Data provided =>
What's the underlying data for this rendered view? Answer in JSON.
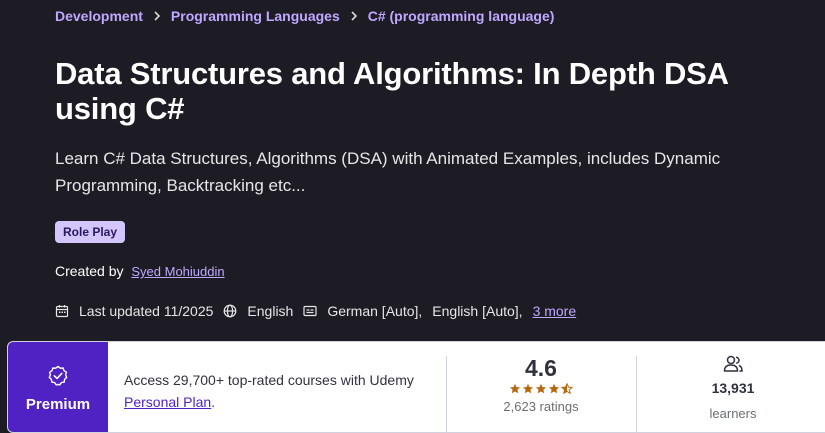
{
  "breadcrumb": {
    "items": [
      "Development",
      "Programming Languages",
      "C# (programming language)"
    ]
  },
  "course": {
    "title": "Data Structures and Algorithms: In Depth DSA using C#",
    "subtitle": "Learn C# Data Structures, Algorithms (DSA) with Animated Examples, includes Dynamic Programming, Backtracking etc...",
    "badge": "Role Play",
    "created_by_label": "Created by",
    "instructor": "Syed Mohiuddin",
    "last_updated": "Last updated 11/2025",
    "language": "English",
    "captions": [
      "German [Auto],",
      "English [Auto],"
    ],
    "captions_more": "3 more"
  },
  "card": {
    "premium_label": "Premium",
    "access_text": "Access 29,700+ top-rated courses with Udemy",
    "plan_link": "Personal Plan",
    "plan_suffix": ".",
    "rating": "4.6",
    "rating_stars": 4.5,
    "ratings_count": "2,623 ratings",
    "learners_count": "13,931",
    "learners_label": "learners"
  },
  "colors": {
    "background": "#1d1c24",
    "link": "#c0a7ff",
    "premium": "#5022c3",
    "star": "#b4690e",
    "badge_bg": "#d2c6fb"
  },
  "icons": {
    "breadcrumb_separator": "chevron-right-icon",
    "last_updated": "calendar-icon",
    "language": "globe-icon",
    "captions": "closed-captions-icon",
    "premium": "badge-check-icon",
    "learners": "users-icon"
  }
}
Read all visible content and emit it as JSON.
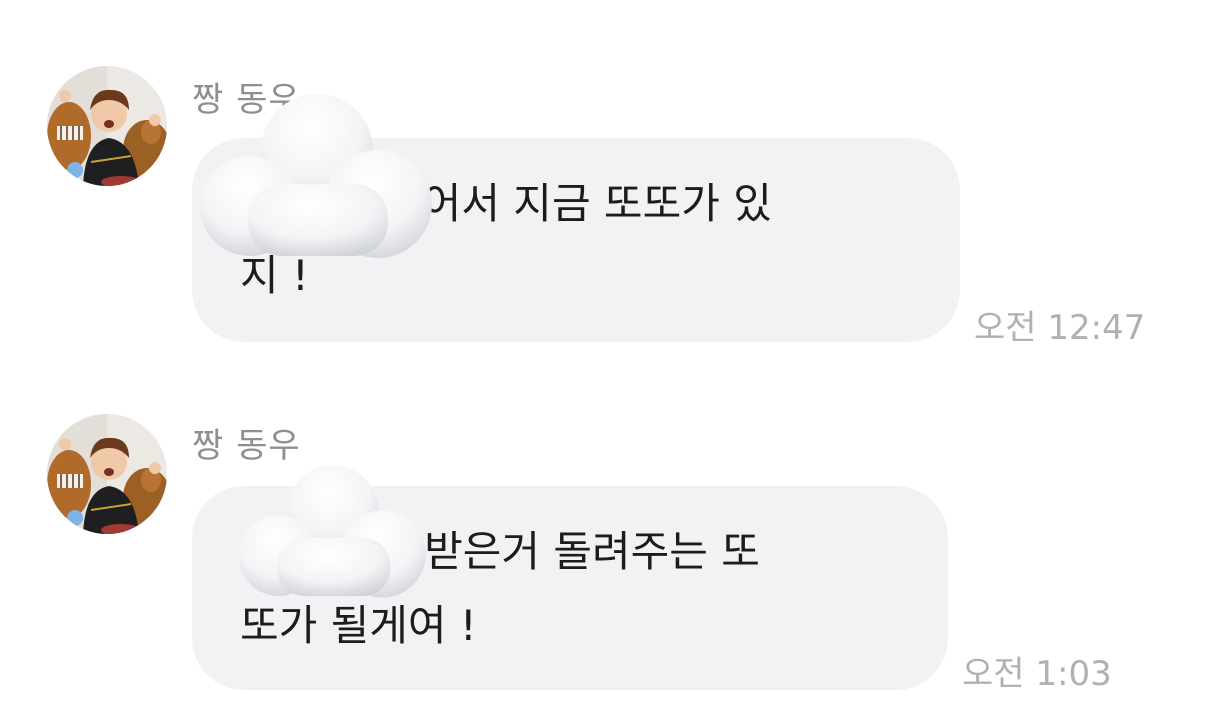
{
  "messages": [
    {
      "sender": "짱 동우",
      "line1": "    다가 있어서 지금 또또가 있",
      "line2": "지 !",
      "time": "오전 12:47",
      "redaction": "cloud-emoji"
    },
    {
      "sender": "짱 동우",
      "line1": "       한테 받은거 돌려주는 또",
      "line2": "또가 될게여 !",
      "time": "오전 1:03",
      "redaction": "cloud-emoji"
    }
  ],
  "colors": {
    "bubble": "#f2f2f4",
    "message_text": "#1c1c1e",
    "sender_text": "#8e8e93",
    "time_text": "#b0b0b5"
  }
}
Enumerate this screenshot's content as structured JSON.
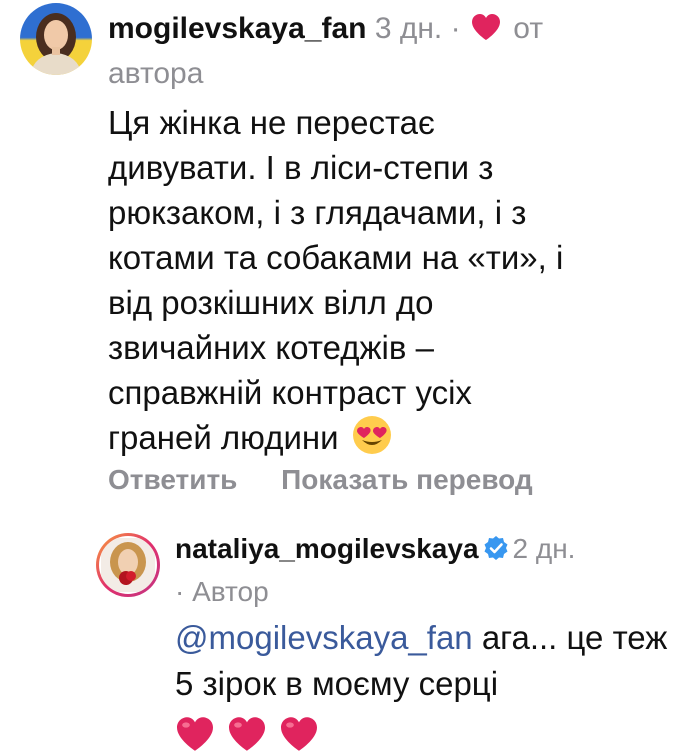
{
  "comment": {
    "username": "mogilevskaya_fan",
    "time": "3 дн.",
    "separator": "·",
    "liked_label_1": "от",
    "liked_label_2": "автора",
    "text": "Ця жінка не перестає\nдивувати. І в ліси-степи з\nрюкзаком, і з глядачами, і з\nкотами та собаками на «ти», і\nвід розкішних вілл до\nзвичайних котеджів –\nсправжній контраст усіх\nграней людини",
    "emoji": "heart-eyes-emoji",
    "actions": {
      "reply": "Ответить",
      "translate": "Показать перевод"
    }
  },
  "reply": {
    "username": "nataliya_mogilevskaya",
    "verified": true,
    "time": "2 дн.",
    "author_label": "· Автор",
    "mention": "@mogilevskaya_fan",
    "text": " ага... це теж 5 зірок в моєму серці",
    "hearts_count": 3
  },
  "colors": {
    "text": "#111111",
    "muted": "#8e8e93",
    "mention": "#3a5a9b",
    "heart": "#e0245e",
    "verified": "#3897f0"
  }
}
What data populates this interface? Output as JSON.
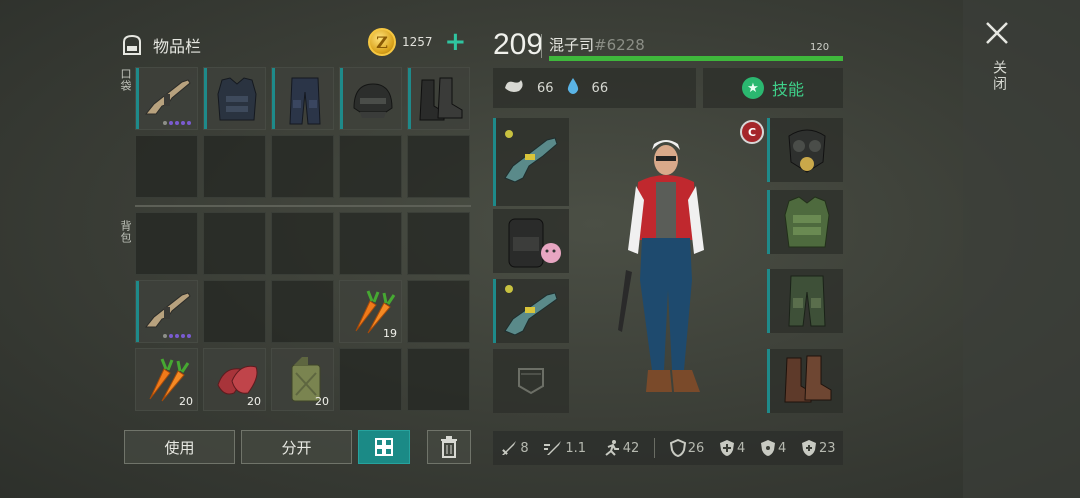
{
  "inventory": {
    "title": "物品栏",
    "coins": "1257",
    "pocket_label": "口袋",
    "backpack_label": "背包",
    "counts": {
      "carrots_a": "19",
      "carrots_b": "20",
      "meat": "20",
      "fuel": "20"
    }
  },
  "buttons": {
    "use": "使用",
    "split": "分开"
  },
  "player": {
    "level": "209",
    "name": "混子司",
    "tag": "#6228",
    "xp_max": "120",
    "xp_fraction": 1.0,
    "food": "66",
    "water": "66"
  },
  "skills_label": "技能",
  "close_label": "关闭",
  "badge_letter": "C",
  "stats": {
    "damage": "8",
    "attack_speed": "1.1",
    "move_speed": "42",
    "armor": "26",
    "cold": "4",
    "radiation": "4",
    "bio": "23"
  },
  "colors": {
    "accent_teal": "#1b8a86",
    "xp_green": "#3fb83c",
    "skill_green": "#3fd18a",
    "coin_gold": "#f5c742",
    "rarity_purple": "#7a5bd0"
  }
}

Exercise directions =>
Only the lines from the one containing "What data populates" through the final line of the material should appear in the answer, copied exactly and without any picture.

Output of the exercise =>
What data populates this interface? Output as JSON.
{
  "inventory": {
    "title": "物品栏",
    "coins": "1257",
    "pocket_label": "口袋",
    "backpack_label": "背包",
    "counts": {
      "carrots_a": "19",
      "carrots_b": "20",
      "meat": "20",
      "fuel": "20"
    }
  },
  "buttons": {
    "use": "使用",
    "split": "分开"
  },
  "player": {
    "level": "209",
    "name": "混子司",
    "tag": "#6228",
    "xp_max": "120",
    "xp_fraction": 1.0,
    "food": "66",
    "water": "66"
  },
  "skills_label": "技能",
  "close_label": "关闭",
  "badge_letter": "C",
  "stats": {
    "damage": "8",
    "attack_speed": "1.1",
    "move_speed": "42",
    "armor": "26",
    "cold": "4",
    "radiation": "4",
    "bio": "23"
  },
  "colors": {
    "accent_teal": "#1b8a86",
    "xp_green": "#3fb83c",
    "skill_green": "#3fd18a",
    "coin_gold": "#f5c742",
    "rarity_purple": "#7a5bd0"
  }
}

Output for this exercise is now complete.